Mayor Greg Fischer joined partners from across public and private sectors today to announce the development of Kentucky’s first Law Enforcement Assisted Diversion program, known as LEAD, to divert opioid addicted people from jails in favor of case management and treatment.
The LEAD program, which was first launched in Seattle in 2011, is an innovative pre-booking, community-based program focused on routing individuals suspected of committing low-level drug-related offenses away from jail and prosecution into treatment.
The Mayor announced the city has been awarded a $400,000 federal grant to fund a pilot project, serving 50 qualifying individuals who come into contact with police in the Portland and Russell neighborhoods over the next 18 months.
“The Opioid crisis remains a vital concern to public safety in this community,” said Mayor Fischer. “But incarceration cannot be the only option for those struggling with addiction. We must find ways to divert people to treatment and stem the tide of drug-related crime. This program is one more option for our community.”
For the past several months, the LEAD planning team has been putting together the framework for the pilot program, which is expected to be fully launched by Oct. 1.
Here’s how the program will work:

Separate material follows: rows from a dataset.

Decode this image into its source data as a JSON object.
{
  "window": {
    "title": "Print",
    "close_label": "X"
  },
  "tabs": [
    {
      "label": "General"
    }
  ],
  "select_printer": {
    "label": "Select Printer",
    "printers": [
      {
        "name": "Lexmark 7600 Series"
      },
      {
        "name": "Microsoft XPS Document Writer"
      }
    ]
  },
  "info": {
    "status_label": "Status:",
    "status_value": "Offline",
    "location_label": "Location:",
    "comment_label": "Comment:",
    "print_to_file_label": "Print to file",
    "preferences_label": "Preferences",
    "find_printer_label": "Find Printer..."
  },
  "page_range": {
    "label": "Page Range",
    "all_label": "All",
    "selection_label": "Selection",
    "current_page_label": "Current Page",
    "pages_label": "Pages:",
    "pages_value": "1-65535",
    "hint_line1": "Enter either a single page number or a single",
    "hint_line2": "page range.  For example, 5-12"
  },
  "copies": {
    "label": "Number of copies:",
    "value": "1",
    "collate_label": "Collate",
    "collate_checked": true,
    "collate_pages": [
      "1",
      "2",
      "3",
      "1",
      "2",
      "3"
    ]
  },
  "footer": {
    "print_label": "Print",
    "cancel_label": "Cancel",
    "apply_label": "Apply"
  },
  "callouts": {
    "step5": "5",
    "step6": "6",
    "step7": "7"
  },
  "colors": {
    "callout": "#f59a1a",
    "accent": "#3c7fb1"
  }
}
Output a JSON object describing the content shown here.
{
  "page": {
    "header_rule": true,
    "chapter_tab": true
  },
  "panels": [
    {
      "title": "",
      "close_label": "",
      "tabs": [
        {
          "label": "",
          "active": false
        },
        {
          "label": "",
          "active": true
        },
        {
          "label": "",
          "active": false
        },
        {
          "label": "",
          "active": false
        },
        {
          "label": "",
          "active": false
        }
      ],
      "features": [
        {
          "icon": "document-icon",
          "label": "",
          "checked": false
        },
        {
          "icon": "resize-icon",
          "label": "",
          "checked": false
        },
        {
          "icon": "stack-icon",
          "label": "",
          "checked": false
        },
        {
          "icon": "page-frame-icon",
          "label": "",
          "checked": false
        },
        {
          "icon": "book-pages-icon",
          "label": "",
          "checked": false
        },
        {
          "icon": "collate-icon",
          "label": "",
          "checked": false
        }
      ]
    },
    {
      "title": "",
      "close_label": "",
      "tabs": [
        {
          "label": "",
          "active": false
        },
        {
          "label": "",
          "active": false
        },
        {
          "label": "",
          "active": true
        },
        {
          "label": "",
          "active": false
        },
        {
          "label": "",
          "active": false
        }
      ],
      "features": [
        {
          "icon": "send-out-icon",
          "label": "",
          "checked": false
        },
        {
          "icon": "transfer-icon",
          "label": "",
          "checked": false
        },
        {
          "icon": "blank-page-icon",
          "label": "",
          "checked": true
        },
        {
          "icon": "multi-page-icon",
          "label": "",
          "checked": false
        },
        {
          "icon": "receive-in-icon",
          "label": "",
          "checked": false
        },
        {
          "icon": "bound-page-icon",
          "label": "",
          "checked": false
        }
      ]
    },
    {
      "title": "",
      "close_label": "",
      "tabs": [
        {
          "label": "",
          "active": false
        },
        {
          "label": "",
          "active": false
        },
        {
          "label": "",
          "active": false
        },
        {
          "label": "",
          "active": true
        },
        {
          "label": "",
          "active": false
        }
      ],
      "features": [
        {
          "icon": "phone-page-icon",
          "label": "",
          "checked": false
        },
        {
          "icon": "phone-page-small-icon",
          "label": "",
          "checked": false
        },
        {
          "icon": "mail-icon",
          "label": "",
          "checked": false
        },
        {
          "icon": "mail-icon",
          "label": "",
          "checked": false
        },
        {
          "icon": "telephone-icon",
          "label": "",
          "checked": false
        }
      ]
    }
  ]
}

“So often, officers come into contact with members of our community who are committing crime as part of their addiction to opioids and other drugs,” said Col. Michael Sullivan, deputy chief for Louisville Metro Police. “This gives officers a tool to divert people into treatment, rather than taking them to jail, where they may or may not get to address the underlying issue leading them to crime.”
Volunteers of America Mid-States will work with pilot program participants to coordinate services they need to get themselves back to a healthy and productive lifestyle.
“We know that we can change people’s lives when we surround them with professional care and treatment and access to comprehensive support and services,” said Jennifer Hancock, President and CEO of Volunteers of America Mid-States. “Opioid use and addiction is a public health crisis and LEAD will be successful because it offers a public health solution.”
University of Louisville’s School of Public Health and Information Sciences joins the partnership to help ensure the program is working as it should. Liza Creel, PhD, and Susan Buchino, PhD, both scholars of the Commonwealth Institute of Kentucky, will conduct the evaluation.
“Our evaluation will aim to measure outcomes in the areas of recidivism, public safety, cost savings, and fidelity to the Seattle LEAD model,” Creel said. “By following an evidence-based intervention that has shown success in other communities and designing it to meet Louisville’s needs, the Louisville LEAD pilot has great potential to positively impact participant lives and our community.”
Members of the planning team working to set up the pilot include: